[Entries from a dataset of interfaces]
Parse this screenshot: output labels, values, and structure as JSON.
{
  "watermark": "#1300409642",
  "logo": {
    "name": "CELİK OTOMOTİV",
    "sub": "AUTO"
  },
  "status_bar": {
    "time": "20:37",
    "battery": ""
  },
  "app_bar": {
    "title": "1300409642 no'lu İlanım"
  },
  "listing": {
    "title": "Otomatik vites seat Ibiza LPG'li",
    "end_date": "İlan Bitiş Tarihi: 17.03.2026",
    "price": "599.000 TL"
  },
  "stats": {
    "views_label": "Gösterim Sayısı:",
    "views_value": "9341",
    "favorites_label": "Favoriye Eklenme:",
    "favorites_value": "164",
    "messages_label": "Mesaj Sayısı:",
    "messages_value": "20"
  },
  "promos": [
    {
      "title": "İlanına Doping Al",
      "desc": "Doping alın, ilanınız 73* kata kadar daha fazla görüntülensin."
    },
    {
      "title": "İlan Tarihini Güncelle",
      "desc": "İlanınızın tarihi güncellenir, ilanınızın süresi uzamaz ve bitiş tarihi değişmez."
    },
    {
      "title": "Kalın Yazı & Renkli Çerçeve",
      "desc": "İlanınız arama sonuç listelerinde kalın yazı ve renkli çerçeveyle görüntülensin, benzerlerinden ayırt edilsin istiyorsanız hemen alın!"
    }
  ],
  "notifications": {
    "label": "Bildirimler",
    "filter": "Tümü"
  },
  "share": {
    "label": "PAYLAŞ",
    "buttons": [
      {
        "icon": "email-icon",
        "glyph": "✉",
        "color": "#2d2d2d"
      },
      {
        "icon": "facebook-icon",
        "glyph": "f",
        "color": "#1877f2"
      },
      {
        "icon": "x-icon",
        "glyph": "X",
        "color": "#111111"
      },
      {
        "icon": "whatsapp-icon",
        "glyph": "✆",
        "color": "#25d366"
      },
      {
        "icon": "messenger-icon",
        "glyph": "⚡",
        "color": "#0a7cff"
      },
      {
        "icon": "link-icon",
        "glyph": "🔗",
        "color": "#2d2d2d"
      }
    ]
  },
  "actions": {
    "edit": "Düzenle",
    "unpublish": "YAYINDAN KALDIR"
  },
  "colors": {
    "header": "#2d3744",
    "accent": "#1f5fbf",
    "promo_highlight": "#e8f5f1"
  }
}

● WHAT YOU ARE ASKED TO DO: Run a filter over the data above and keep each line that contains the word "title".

● ANSWER TO THIS PROBLEM:
    "title": "1300409642 no'lu İlanım"
    "title": "Otomatik vites seat Ibiza LPG'li",
      "title": "İlanına Doping Al",
      "title": "İlan Tarihini Güncelle",
      "title": "Kalın Yazı & Renkli Çerçeve",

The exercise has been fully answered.